My turning goals for 2015 are mostly about learning new techniques. I hope you will set a few turning goals for yourself in 2015. Have a happy and safe new year.
1. Improve my metal spinning skills. I have recently began experimenting with spinning metal on a wood lathe. While the lathe is the same, the tools and techniques are completely different. It’s more challenging than I expected.
2. A sand blasted lidded box is high on my priority list. I hope to create several boxes for the purpose of experimenting with paint and patinas.
3. I want to try a few different projects just for fun. For example, I would like to make a tall pepper mill. Also a yo-yo or perhaps a few more gavels.
4. I want to test turning a sphere using a vacuum chuck. I think I can make the seal work in a way that makes the final turning (reverse turning) process simple. The vacuum chuck has become my favorite new tool. So, I’ll be thinking up new ways to utilize this function.

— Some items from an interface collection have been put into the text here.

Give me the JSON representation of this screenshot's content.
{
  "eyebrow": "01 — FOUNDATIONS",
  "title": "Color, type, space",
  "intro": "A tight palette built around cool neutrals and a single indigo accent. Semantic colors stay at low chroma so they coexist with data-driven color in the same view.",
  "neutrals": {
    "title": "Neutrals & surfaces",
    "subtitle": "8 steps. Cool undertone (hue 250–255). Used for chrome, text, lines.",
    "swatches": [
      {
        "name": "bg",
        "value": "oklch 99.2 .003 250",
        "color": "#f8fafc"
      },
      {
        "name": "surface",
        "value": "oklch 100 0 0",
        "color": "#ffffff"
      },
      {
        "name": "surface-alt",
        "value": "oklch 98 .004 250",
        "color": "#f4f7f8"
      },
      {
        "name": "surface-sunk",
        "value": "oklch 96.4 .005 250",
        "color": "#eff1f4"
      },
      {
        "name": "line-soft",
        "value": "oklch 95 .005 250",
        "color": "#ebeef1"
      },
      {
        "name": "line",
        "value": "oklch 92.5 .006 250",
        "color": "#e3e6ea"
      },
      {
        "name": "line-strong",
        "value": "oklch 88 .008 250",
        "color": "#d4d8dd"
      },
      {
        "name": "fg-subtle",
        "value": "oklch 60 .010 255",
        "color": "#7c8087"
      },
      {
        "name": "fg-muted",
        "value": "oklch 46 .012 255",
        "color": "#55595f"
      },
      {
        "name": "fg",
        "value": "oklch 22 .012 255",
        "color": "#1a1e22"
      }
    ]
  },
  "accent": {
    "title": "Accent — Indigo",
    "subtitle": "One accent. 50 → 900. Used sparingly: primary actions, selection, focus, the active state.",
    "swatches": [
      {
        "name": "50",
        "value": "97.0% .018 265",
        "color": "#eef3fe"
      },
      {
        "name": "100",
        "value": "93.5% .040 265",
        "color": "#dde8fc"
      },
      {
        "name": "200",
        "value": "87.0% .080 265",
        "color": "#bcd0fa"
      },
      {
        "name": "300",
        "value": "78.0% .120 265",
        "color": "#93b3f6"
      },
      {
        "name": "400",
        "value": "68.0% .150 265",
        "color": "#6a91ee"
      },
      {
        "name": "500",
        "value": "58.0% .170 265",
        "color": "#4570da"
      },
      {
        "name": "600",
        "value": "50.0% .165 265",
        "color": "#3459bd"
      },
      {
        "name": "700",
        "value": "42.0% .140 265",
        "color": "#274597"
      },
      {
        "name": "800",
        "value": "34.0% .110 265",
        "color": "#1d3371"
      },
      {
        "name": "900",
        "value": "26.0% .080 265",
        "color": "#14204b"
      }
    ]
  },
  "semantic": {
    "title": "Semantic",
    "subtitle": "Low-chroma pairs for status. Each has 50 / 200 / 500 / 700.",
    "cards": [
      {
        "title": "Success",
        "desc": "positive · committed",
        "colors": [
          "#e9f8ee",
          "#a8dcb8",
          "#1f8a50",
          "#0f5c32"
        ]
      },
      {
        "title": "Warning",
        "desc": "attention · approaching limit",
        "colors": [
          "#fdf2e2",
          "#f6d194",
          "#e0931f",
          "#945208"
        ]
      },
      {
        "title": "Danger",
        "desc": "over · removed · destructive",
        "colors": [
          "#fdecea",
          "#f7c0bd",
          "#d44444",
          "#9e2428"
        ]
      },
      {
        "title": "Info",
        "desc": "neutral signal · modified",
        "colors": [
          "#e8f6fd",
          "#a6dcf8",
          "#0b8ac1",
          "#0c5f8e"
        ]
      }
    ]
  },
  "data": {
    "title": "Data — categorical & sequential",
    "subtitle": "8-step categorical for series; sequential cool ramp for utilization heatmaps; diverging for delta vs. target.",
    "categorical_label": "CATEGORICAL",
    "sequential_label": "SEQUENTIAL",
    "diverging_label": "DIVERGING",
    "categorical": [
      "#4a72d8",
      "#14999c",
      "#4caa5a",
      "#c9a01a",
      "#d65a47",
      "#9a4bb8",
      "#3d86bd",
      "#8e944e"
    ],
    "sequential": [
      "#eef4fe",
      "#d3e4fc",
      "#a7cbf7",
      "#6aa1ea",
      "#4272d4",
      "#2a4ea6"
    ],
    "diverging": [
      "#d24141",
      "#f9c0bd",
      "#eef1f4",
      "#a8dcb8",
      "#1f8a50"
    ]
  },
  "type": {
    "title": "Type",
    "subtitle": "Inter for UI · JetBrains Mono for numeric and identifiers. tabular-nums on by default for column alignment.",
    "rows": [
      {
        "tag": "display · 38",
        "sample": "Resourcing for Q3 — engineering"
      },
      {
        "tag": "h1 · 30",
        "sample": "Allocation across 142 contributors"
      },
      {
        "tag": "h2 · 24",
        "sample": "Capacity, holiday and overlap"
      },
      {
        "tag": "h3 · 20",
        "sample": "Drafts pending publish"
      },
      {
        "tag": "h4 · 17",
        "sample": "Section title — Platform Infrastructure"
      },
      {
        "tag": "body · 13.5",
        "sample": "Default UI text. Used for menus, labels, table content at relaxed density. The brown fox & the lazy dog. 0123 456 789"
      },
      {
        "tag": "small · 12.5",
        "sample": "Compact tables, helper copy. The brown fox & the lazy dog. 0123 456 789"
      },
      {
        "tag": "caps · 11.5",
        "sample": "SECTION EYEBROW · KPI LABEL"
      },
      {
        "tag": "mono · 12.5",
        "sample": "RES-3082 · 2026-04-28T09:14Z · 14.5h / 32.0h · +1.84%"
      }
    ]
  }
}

5. Donating several turned pieces to a charity auction for my state’s arboricultural conference. You might consider establishing a relationship with your local forestry or parks and recreation departments. They may be able to assist you with securing some interesting material. You could in turn offer to give back a few items to display in their offices or to use as a fund raisers. This could make for a community service project for a turning club.
6. Finally, my never ending goal of cleaning the shop! I have chips, dust and logs everywhere. It always seems that when the logs are mostly processed another batch shows up. I know, a nice problem to have.
Curtis was the 2012 President of Central Texas Woodturners, a member of the American Association of Woodturners, and a member of Fine Woodworkers of Austin. Curtis teaches and demonstrates nationally for Lie-Nielsen Toolworks. He also owns a studio where he teaches and works. Curtis lives and works in Central Texas with his wife and four young children. Take a look at his website at www.curtisturnerstudio.com.
Click below for more bloggers 2015 Woodworking Resolutions: